▸ **THE PROBLEM**: Give the number of lines in the records below that include "звучание", and nothing more.

▸ **DATA FOR REVIEW**:

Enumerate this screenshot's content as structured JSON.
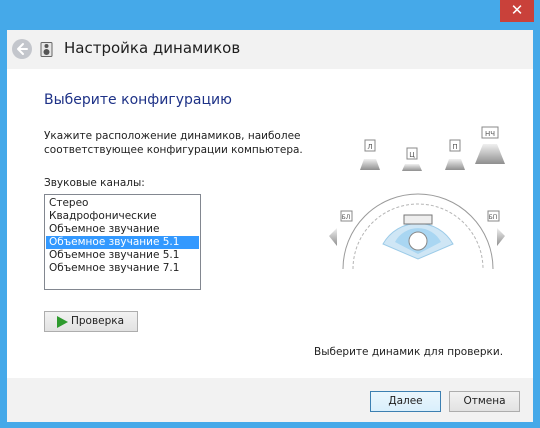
{
  "window": {
    "close_glyph": "✕"
  },
  "header": {
    "title": "Настройка динамиков",
    "back_icon": "back-arrow-icon",
    "app_icon": "speaker-icon"
  },
  "main": {
    "section_title": "Выберите конфигурацию",
    "instructions": "Укажите расположение динамиков, наиболее соответствующее конфигурации компьютера.",
    "channels_label": "Звуковые каналы:",
    "channels": [
      "Стерео",
      "Квадрофонические",
      "Объемное звучание",
      "Объемное звучание 5.1",
      "Объемное звучание 5.1",
      "Объемное звучание 7.1"
    ],
    "selected_index": 3,
    "test_button": "Проверка",
    "select_hint": "Выберите динамик для проверки."
  },
  "diagram": {
    "speakers": {
      "front_left": "Л",
      "center": "Ц",
      "front_right": "П",
      "subwoofer": "НЧ",
      "side_left": "БЛ",
      "side_right": "БП"
    }
  },
  "footer": {
    "next": "Далее",
    "cancel": "Отмена"
  },
  "colors": {
    "titlebar": "#45a9e9",
    "selection": "#3399ff",
    "heading": "#1e3287",
    "close": "#c9413a"
  }
}
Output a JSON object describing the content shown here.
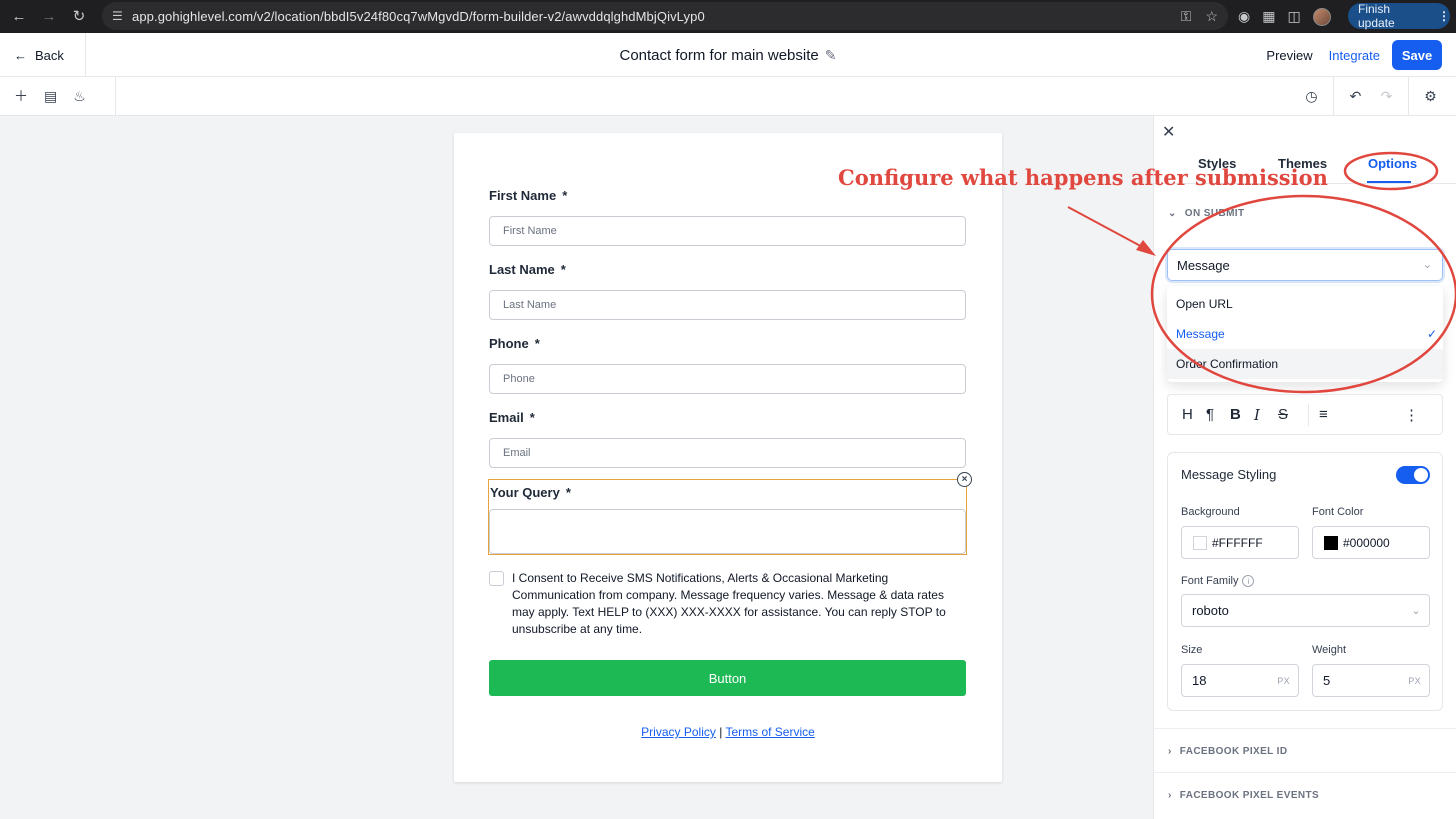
{
  "browser": {
    "url": "app.gohighlevel.com/v2/location/bbdI5v24f80cq7wMgvdD/form-builder-v2/awvddqlghdMbjQivLyp0",
    "finish_update": "Finish update"
  },
  "header": {
    "back_label": "Back",
    "form_title": "Contact form for main website",
    "preview_label": "Preview",
    "integrate_label": "Integrate",
    "save_label": "Save"
  },
  "form": {
    "fields": [
      {
        "label": "First Name",
        "required": "*",
        "placeholder": "First Name"
      },
      {
        "label": "Last Name",
        "required": "*",
        "placeholder": "Last Name"
      },
      {
        "label": "Phone",
        "required": "*",
        "placeholder": "Phone"
      },
      {
        "label": "Email",
        "required": "*",
        "placeholder": "Email"
      }
    ],
    "query": {
      "label": "Your Query",
      "required": "*"
    },
    "consent_text": "I Consent to Receive SMS Notifications, Alerts & Occasional Marketing Communication from company. Message frequency varies. Message & data rates may apply. Text HELP to (XXX) XXX-XXXX for assistance. You can reply STOP to unsubscribe at any time.",
    "button_label": "Button",
    "privacy_link": "Privacy Policy",
    "separator": "|",
    "terms_link": "Terms of Service"
  },
  "panel": {
    "tabs": [
      {
        "label": "Styles"
      },
      {
        "label": "Themes"
      },
      {
        "label": "Options"
      }
    ],
    "active_tab": "Options",
    "on_submit_label": "ON SUBMIT",
    "on_submit_selected": "Message",
    "on_submit_options": [
      "Open URL",
      "Message",
      "Order Confirmation"
    ],
    "message_styling": {
      "title": "Message Styling",
      "enabled": true,
      "background_label": "Background",
      "background_value": "#FFFFFF",
      "font_color_label": "Font Color",
      "font_color_value": "#000000",
      "font_family_label": "Font Family",
      "font_family_value": "roboto",
      "size_label": "Size",
      "size_value": "18",
      "weight_label": "Weight",
      "weight_value": "5",
      "unit": "PX"
    },
    "collapsed_sections": [
      "FACEBOOK PIXEL ID",
      "FACEBOOK PIXEL EVENTS"
    ]
  },
  "annotation": {
    "text": "Configure what happens after submission"
  },
  "colors": {
    "accent": "#155eef",
    "button_green": "#1db954",
    "annotation_red": "#e0473e"
  }
}
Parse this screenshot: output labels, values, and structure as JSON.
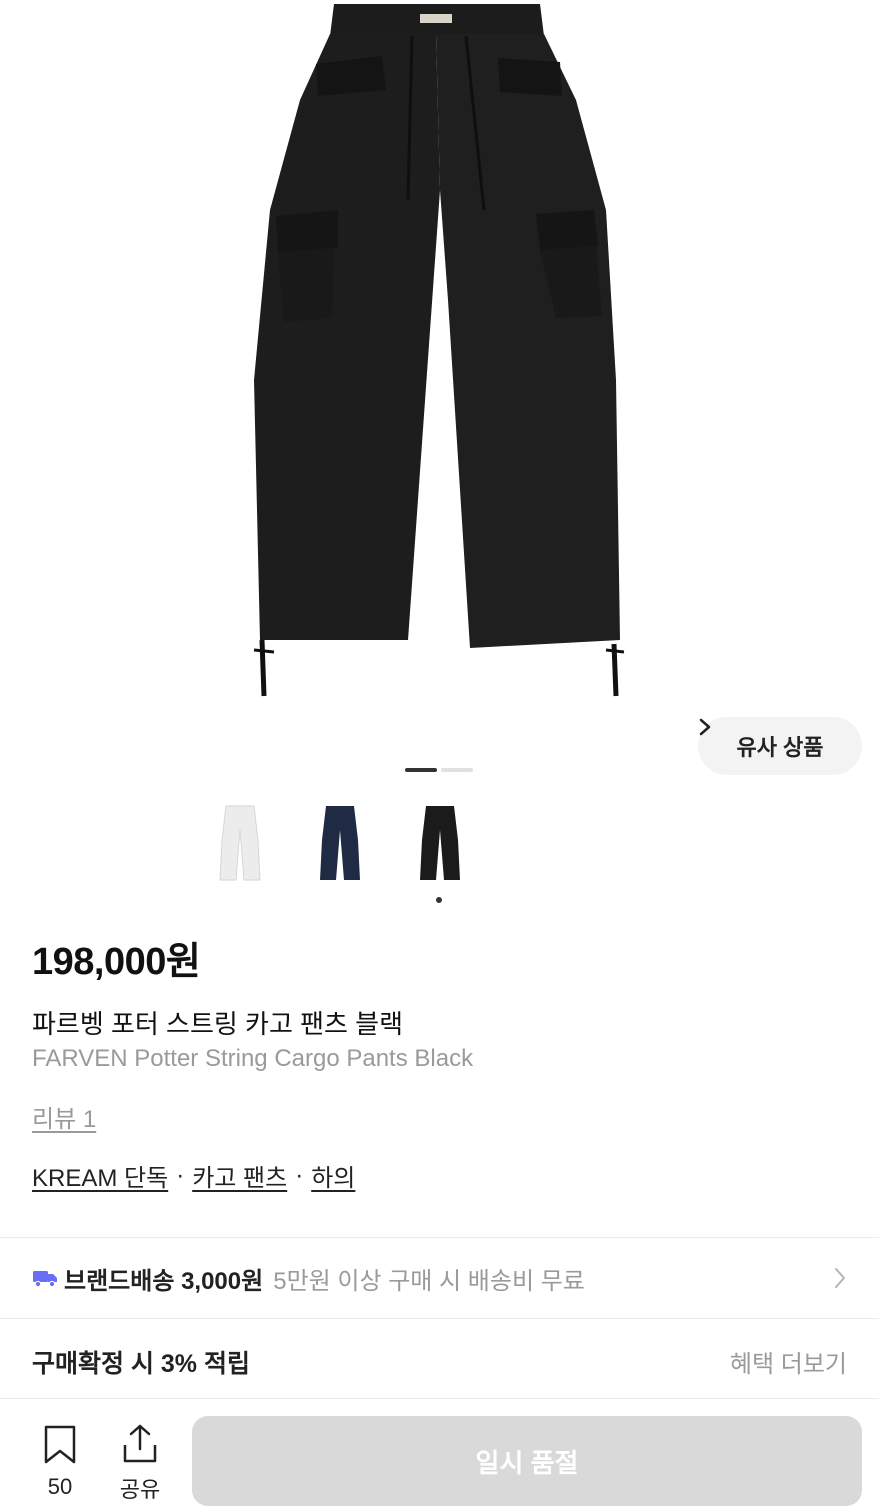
{
  "product": {
    "brand_label": "FARVEN",
    "price": "198,000원",
    "name_ko": "파르벵 포터 스트링 카고 팬츠 블랙",
    "name_en": "FARVEN Potter String Cargo Pants Black",
    "review": "리뷰 1",
    "tags": [
      "KREAM 단독",
      "카고 팬츠",
      "하의"
    ],
    "tag_separator": "·"
  },
  "gallery": {
    "similar_button": "유사 상품",
    "page_count": 2,
    "active_page": 1,
    "thumbnails": [
      {
        "color": "#ececec",
        "label": "white-pants-thumbnail"
      },
      {
        "color": "#1f2a44",
        "label": "navy-pants-thumbnail"
      },
      {
        "color": "#1b1b1b",
        "label": "black-pants-thumbnail"
      }
    ],
    "selected_thumbnail": 2
  },
  "shipping": {
    "label": "브랜드배송 3,000원",
    "note": "5만원 이상 구매 시 배송비 무료",
    "icon": "truck-icon",
    "icon_color": "#6a6ef5"
  },
  "points": {
    "label": "구매확정 시 3% 적립",
    "more": "혜택 더보기"
  },
  "bottom_bar": {
    "bookmark_count": "50",
    "share_label": "공유",
    "cta_label": "일시 품절"
  }
}
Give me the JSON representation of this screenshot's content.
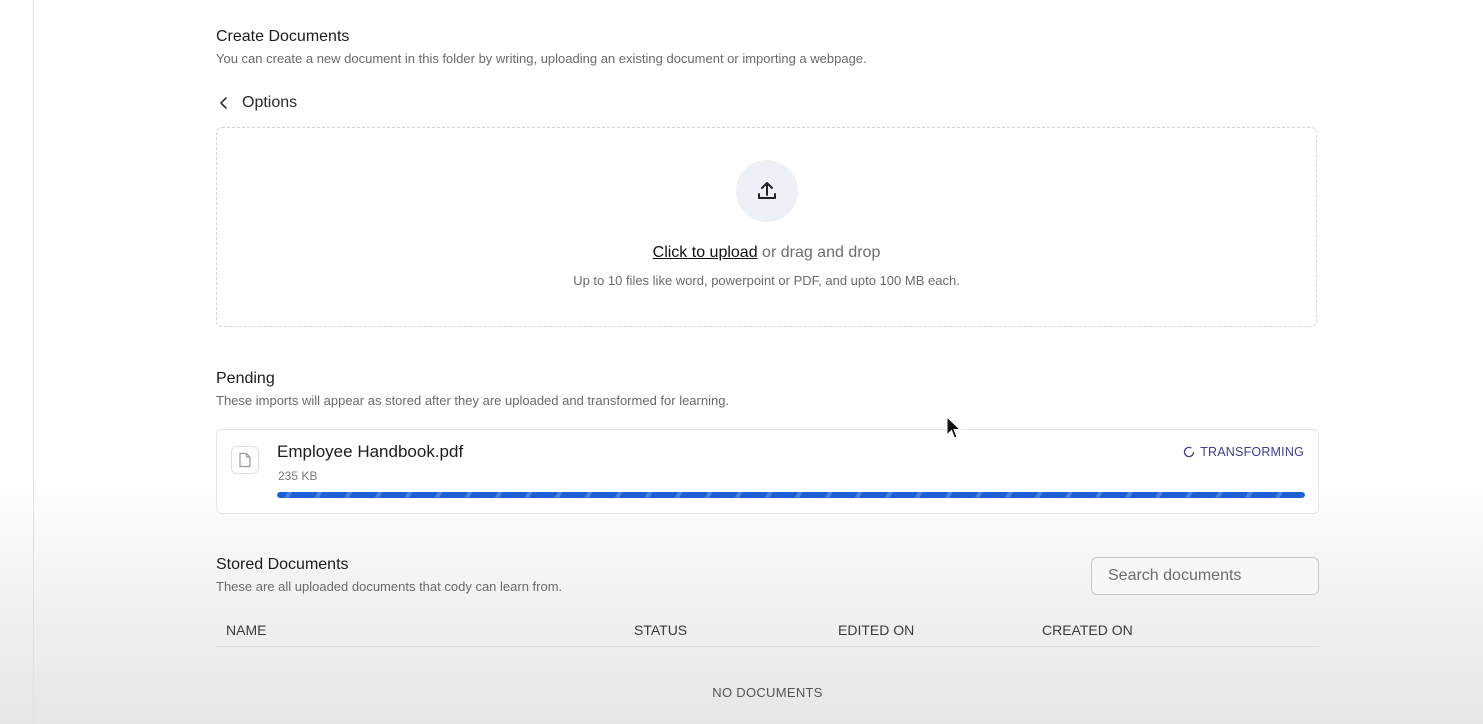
{
  "create": {
    "title": "Create Documents",
    "description": "You can create a new document in this folder by writing, uploading an existing document or importing a webpage.",
    "back_label": "Options"
  },
  "upload": {
    "link_label": "Click to upload",
    "drag_text": " or drag and drop",
    "hint": "Up to 10 files like word, powerpoint or PDF, and upto 100 MB each.",
    "icon": "upload-icon"
  },
  "pending": {
    "title": "Pending",
    "description": "These imports will appear as stored after they are uploaded and transformed for learning.",
    "items": [
      {
        "file_name": "Employee Handbook.pdf",
        "file_size": "235 KB",
        "status": "TRANSFORMING",
        "progress": 1.0,
        "icon": "file-icon"
      }
    ]
  },
  "stored": {
    "title": "Stored Documents",
    "description": "These are all uploaded documents that cody can learn from.",
    "search_placeholder": "Search documents",
    "columns": [
      "NAME",
      "STATUS",
      "EDITED ON",
      "CREATED ON"
    ],
    "empty_text": "NO DOCUMENTS"
  },
  "colors": {
    "accent": "#1f5fd6",
    "status_text": "#3c3f8f",
    "upload_circle_bg": "#eef0f7"
  }
}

▸ **REPLY TO THE EXERCISE**: 4